How do you bounce back from a loss like that?
Despite being armed with two 17 point leads from the first to third quarters, Rain or Shine allowed San Mig Coffee to stage a comeback to steal game one of in this best of five championship series.
Of course, the biggest storyline from this game would be what transpired during the final play between Marc Pingris and Paul Lee. We’ll get to that as we end this post later on, but first, let’s talk about the lead up to that controversial final play.
Playing to Each’s Strengths
As written in our series preview for ROS, it was expected that both teams will try to force the other out of their comfort zones (ROS to force SMC outside, SMC to force ROS inside). Well… it’s safe to say that both teams simply decided to pit their strengths against each other until someone comes out victorious.
Look at this split
|Total FGA||3PT FGA (%)||2PT FGA (%)|
|76||30 (39%)||46 (61%)|
|78||13 (17%)||65 (83%)|
ROS used some very hot shooting in the first half, putting in 9 out of their 11 makes within the first 24 minutes of the game. The Elasto Painters also pushed up the pace of the game, quickly attacking SMC’s defense as early in the shot clock as possible. The Mixers also seemed like they got “drunk” on ROS’ pace, electing to sustain the up-tempo game, which helped ROS get big leads during the early stages of the game.
In the second half, two things happened, First, the law of averages finally caught up to ROS as they started missing shots and second, SMC slowed the game down and slowly shifted the momentum in their favor. After a dismal first half, Marqus Blakely (7 of 8 free throws!!), PJ Simon and Marc Pingris got it going for SMC. And of course, who can forget…
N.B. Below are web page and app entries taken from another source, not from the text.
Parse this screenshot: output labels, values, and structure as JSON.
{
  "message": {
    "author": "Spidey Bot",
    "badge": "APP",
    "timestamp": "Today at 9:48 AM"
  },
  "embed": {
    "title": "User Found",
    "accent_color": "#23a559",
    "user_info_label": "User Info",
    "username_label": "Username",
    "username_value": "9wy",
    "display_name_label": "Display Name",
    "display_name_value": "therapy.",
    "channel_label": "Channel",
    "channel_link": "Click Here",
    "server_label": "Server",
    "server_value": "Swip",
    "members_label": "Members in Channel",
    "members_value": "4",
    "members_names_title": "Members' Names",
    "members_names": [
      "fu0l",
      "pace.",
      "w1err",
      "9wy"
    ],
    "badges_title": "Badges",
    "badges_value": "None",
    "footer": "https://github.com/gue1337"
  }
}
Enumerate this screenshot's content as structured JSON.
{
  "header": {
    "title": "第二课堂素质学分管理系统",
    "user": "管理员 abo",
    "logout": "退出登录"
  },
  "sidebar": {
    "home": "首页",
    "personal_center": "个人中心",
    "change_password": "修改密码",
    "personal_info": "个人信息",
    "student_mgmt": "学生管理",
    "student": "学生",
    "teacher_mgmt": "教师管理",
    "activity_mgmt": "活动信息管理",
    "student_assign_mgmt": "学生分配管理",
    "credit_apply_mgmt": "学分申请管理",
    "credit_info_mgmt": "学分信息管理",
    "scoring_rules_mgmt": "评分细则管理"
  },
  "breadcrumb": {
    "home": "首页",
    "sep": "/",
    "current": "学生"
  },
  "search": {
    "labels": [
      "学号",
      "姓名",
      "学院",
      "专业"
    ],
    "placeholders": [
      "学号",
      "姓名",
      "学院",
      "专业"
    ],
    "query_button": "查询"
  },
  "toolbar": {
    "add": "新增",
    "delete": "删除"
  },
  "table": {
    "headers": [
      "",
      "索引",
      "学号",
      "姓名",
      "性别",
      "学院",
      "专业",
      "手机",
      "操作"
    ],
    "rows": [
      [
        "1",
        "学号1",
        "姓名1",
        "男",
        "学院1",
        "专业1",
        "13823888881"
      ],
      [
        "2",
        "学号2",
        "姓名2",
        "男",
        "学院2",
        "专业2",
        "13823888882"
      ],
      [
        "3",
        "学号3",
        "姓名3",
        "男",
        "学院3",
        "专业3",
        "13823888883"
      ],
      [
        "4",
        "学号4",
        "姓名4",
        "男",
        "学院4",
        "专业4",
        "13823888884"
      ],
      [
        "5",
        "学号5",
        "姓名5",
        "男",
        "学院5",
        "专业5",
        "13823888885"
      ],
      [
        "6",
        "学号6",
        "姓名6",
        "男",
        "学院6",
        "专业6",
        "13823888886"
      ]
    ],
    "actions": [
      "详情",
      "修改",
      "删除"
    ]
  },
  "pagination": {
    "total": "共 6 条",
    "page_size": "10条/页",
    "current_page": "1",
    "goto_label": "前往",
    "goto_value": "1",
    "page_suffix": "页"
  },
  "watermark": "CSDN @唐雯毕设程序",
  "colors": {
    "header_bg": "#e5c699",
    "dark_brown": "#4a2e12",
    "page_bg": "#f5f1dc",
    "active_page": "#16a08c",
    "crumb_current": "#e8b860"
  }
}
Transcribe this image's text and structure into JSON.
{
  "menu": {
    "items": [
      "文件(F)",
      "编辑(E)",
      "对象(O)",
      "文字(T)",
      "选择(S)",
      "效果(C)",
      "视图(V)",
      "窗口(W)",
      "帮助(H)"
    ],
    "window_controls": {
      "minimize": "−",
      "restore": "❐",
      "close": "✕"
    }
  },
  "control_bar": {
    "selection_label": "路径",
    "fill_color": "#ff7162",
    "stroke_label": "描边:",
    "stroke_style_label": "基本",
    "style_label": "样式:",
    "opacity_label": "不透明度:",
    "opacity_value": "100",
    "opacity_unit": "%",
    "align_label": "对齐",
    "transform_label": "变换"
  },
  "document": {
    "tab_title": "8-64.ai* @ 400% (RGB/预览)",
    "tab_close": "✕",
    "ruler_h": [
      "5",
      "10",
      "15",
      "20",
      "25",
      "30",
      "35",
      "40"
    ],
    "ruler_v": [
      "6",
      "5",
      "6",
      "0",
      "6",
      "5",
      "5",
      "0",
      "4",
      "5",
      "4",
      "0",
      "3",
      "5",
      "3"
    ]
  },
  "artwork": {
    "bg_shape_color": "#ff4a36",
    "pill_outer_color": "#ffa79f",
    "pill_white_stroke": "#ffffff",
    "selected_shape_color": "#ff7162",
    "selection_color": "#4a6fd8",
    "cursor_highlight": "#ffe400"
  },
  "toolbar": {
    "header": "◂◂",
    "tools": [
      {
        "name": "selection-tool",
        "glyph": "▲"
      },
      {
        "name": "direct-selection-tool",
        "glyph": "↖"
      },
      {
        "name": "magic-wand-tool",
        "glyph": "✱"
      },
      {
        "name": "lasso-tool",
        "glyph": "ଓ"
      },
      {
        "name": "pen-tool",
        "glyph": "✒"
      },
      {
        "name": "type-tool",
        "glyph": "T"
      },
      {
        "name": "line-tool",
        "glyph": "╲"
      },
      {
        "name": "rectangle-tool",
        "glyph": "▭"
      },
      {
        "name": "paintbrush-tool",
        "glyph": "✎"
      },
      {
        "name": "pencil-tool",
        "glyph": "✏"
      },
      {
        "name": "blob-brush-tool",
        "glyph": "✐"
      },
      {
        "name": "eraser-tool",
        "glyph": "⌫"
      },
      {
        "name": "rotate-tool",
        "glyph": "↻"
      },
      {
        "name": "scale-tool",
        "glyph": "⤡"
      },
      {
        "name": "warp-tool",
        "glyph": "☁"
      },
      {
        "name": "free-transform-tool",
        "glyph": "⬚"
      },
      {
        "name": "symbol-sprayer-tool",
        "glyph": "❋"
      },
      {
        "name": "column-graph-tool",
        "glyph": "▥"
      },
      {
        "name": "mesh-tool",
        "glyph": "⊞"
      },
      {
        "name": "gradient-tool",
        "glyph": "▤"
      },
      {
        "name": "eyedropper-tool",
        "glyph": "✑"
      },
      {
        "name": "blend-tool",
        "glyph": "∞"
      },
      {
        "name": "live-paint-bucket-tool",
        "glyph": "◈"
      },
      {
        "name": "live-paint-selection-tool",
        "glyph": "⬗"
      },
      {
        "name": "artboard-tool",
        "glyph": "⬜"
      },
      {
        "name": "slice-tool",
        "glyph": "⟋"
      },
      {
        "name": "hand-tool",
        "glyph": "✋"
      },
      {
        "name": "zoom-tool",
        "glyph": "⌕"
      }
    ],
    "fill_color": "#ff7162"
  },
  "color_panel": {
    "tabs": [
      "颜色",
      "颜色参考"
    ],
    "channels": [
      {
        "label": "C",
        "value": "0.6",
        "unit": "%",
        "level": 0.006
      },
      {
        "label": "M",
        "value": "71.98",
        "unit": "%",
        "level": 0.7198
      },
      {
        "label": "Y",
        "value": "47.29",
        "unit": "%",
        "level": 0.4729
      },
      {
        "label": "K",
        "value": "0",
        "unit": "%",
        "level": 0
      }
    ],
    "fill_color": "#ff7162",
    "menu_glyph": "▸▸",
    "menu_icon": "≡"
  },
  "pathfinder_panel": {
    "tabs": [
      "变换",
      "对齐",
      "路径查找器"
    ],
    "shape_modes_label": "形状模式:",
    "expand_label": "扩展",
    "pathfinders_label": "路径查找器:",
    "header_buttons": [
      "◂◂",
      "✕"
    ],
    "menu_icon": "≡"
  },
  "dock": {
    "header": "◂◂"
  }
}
The James Yap redemption tour continues.
With ROS clinging on to a small lead late in the fourth, Yap banked in a floater and hit a big three to push SMC ahead for good. Before that shot, SMC had made only one out of 12 attempts from beyond the arc and you could really sense that the team was overdue for another three.
14 points (1 of 3 from 3-point range, 4 of 7 from 2-point range), six rebounds, two assists and two of the biggest balls in this Governor’s Cup.
Of course, the blame for this loss squarely lies on the Elasto Painters. They had a big lead, but didn’t protect it and in the fourth, SMC missed three very crucial free throws and yet they couldn’t convert their shots to take advantage of the multiple opportunities.
ROS also gave up a number of crucial turnovers in the fourth when Coach Tim Cone stuck with the Barroca – Melton backcourt that was able to put a lot of pressure on ROS’ perimeter players and passing.
Now, to address the final play between Paul Lee and Mark Pingris.
My opinion on it is this:
- Did Mark Pingris violate the rule of verticality by jumping forward?
Yes. Pingris jumped forward to contest Lee’s shot after the latter stepped back to create space.
- Did Paul Lee initiate contact?
Yes. While it can be argued that the contact was part of Lee’s shooting action, I still feel that Lee leaned into Pingris a bit too much.
Like the old saying goes, you miss 100 percent of the shots you don’t take. And Lee’s decision to force the referees to make a decision cost ROS a chance to tie the game. The chances of him actually making a miracle shot over the wall that is Pingris are slim at best, but I would’ve appreciated seeing a ball traveling towards the general direction of the basket as compared to bodies slumped on the ground.
So What Now?
Well… the Elasto Painters played as well as they could in some stretches of this game and I am not sure if they have another hot shooting game like this in them. It would benefit them to focus more attention to stopping SMC’s incursions inside, but for the most part, I think ROS should still just continue to play their game and hope that the breaks bounce their way in the next game.